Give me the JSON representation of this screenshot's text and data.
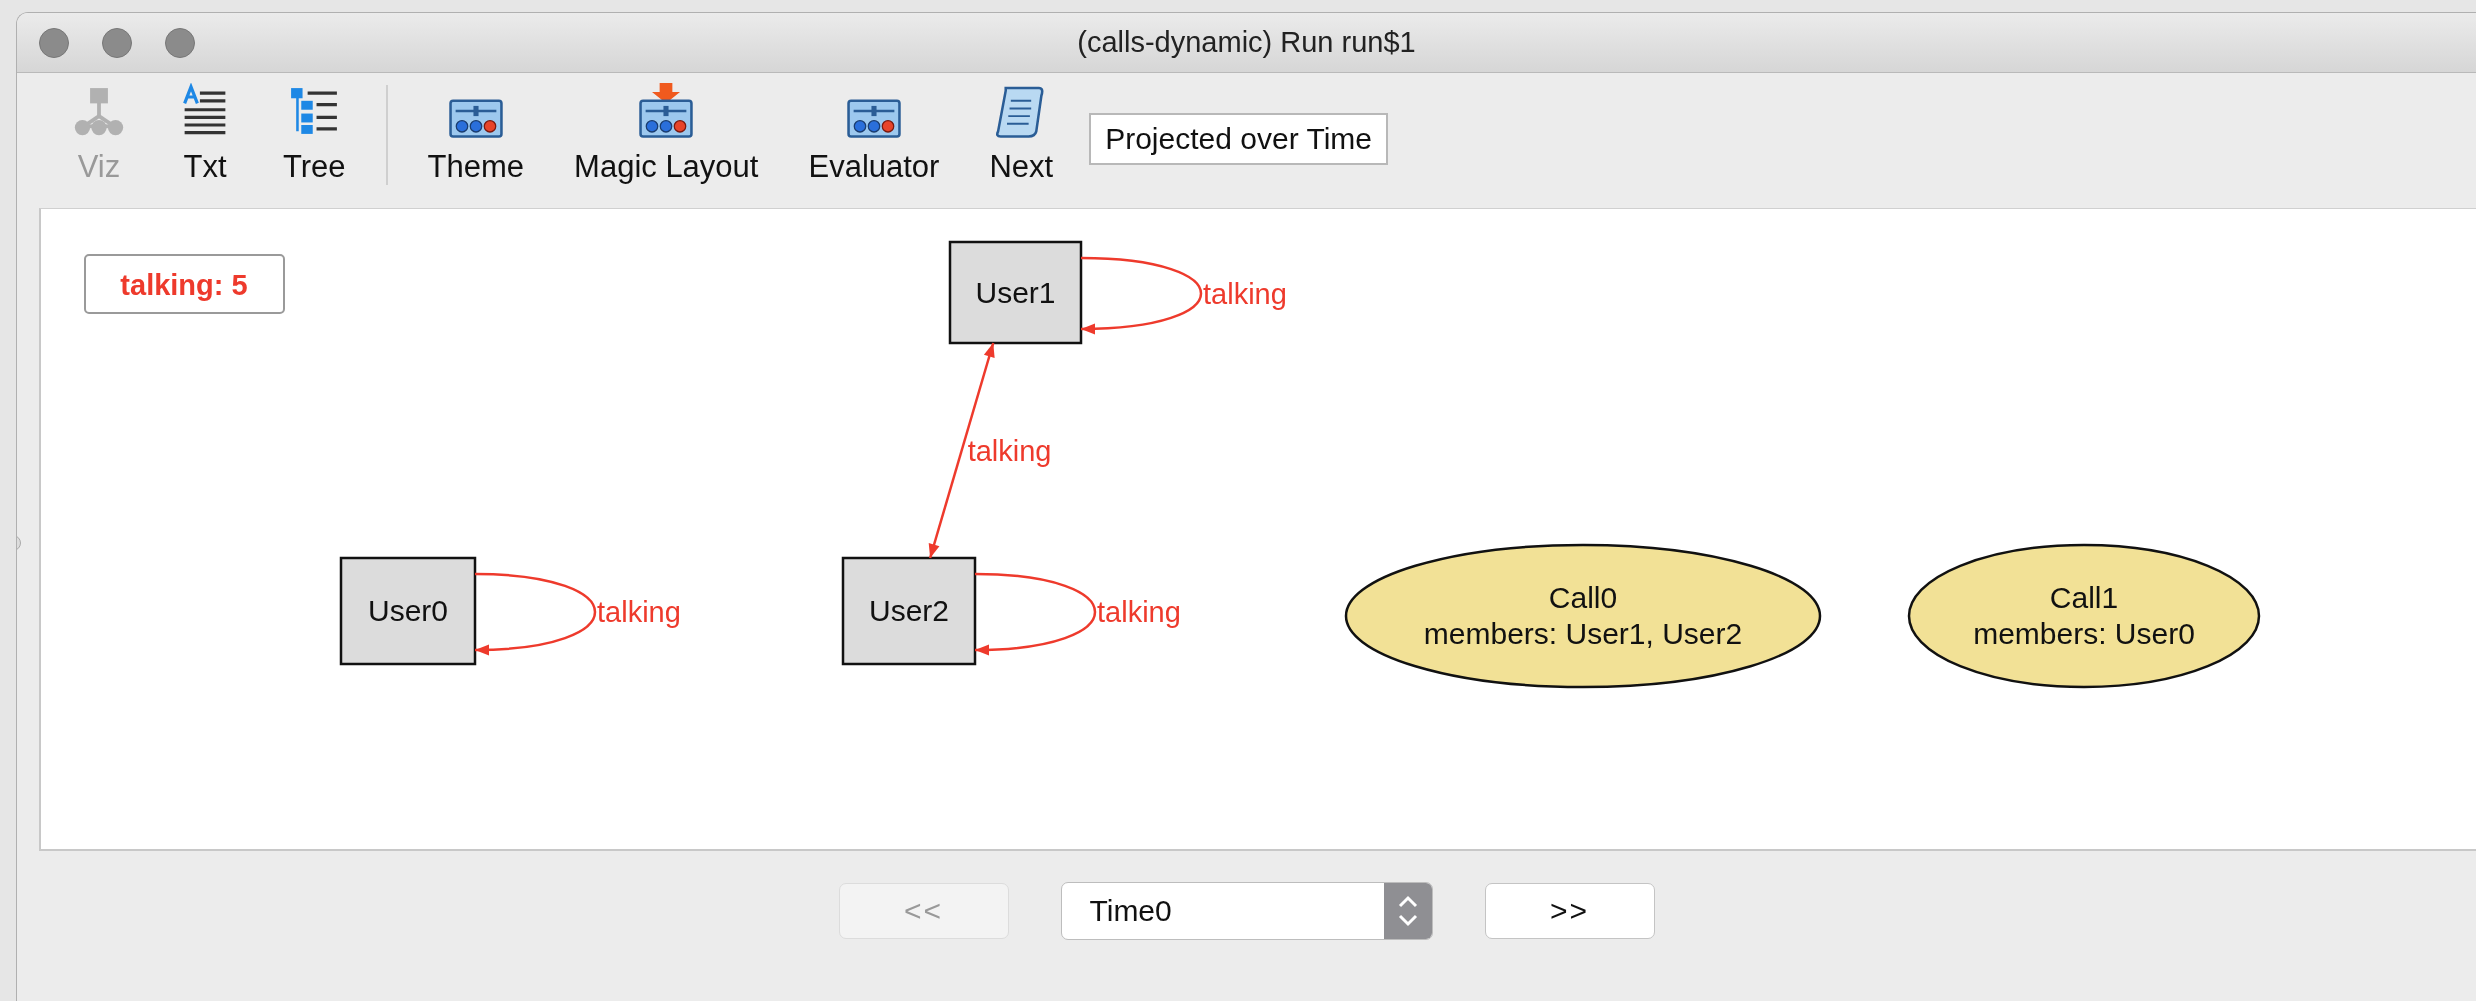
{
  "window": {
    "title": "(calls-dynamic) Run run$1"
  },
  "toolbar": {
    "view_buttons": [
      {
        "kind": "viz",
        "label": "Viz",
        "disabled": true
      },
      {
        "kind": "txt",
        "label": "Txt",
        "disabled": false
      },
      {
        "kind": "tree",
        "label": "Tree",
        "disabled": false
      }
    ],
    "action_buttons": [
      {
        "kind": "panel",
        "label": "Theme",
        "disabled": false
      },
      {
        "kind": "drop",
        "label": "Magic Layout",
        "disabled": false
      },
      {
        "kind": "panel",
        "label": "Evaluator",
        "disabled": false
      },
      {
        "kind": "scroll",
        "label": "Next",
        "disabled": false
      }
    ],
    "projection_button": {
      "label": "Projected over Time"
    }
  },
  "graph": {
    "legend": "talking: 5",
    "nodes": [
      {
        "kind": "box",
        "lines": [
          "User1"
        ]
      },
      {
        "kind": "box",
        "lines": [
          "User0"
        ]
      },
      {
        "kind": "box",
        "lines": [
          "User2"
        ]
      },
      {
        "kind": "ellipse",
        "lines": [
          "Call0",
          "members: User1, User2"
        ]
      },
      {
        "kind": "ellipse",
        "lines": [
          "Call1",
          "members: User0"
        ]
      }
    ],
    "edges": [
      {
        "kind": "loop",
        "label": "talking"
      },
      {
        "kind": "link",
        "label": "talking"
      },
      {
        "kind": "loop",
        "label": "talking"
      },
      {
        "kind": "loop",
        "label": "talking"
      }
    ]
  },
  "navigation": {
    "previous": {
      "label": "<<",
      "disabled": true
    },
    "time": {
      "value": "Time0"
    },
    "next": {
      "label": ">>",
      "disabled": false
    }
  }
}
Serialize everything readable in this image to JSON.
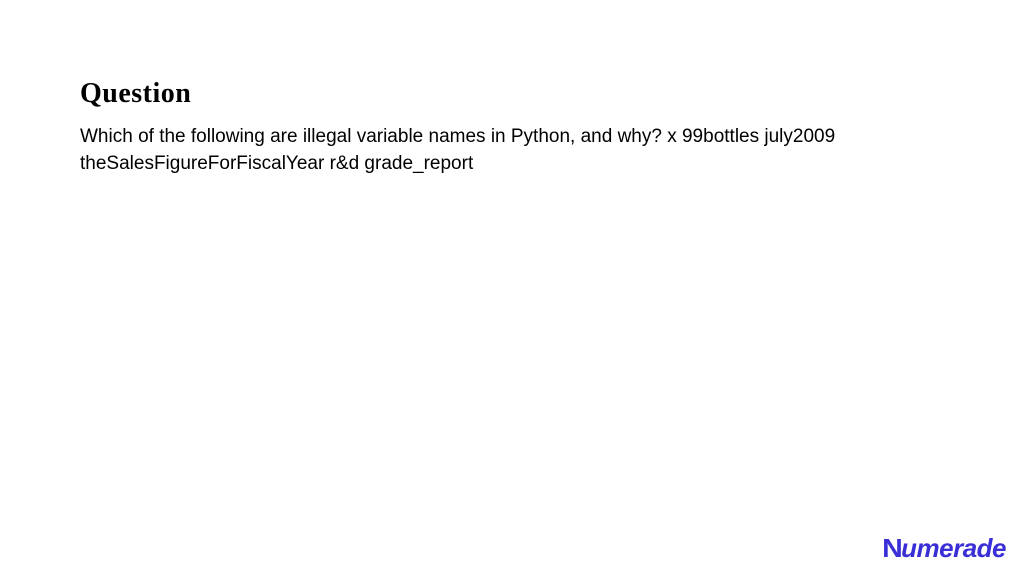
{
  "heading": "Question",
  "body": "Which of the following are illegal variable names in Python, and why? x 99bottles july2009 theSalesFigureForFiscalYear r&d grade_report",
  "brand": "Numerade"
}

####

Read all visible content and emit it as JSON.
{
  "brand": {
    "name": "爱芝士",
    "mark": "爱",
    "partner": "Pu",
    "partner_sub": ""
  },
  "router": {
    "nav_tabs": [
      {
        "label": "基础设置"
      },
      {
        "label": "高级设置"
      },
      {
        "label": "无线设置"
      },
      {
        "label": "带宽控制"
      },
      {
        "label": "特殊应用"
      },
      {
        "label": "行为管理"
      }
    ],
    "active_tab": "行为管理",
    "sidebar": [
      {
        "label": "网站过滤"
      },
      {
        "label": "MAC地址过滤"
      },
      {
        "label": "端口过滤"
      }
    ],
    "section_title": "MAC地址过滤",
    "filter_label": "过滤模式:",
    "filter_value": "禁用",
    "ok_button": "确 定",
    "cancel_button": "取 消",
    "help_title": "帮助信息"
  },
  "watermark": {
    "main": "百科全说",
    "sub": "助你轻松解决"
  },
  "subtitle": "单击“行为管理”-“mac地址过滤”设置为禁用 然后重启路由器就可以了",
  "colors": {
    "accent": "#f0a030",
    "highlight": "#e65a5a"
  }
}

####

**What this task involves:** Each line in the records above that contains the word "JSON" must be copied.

**Task response:**
Give me the JSON representation of this screenshot's text and data.
Serialize everything readable in this image to JSON.
Read all visible content and emit it as JSON.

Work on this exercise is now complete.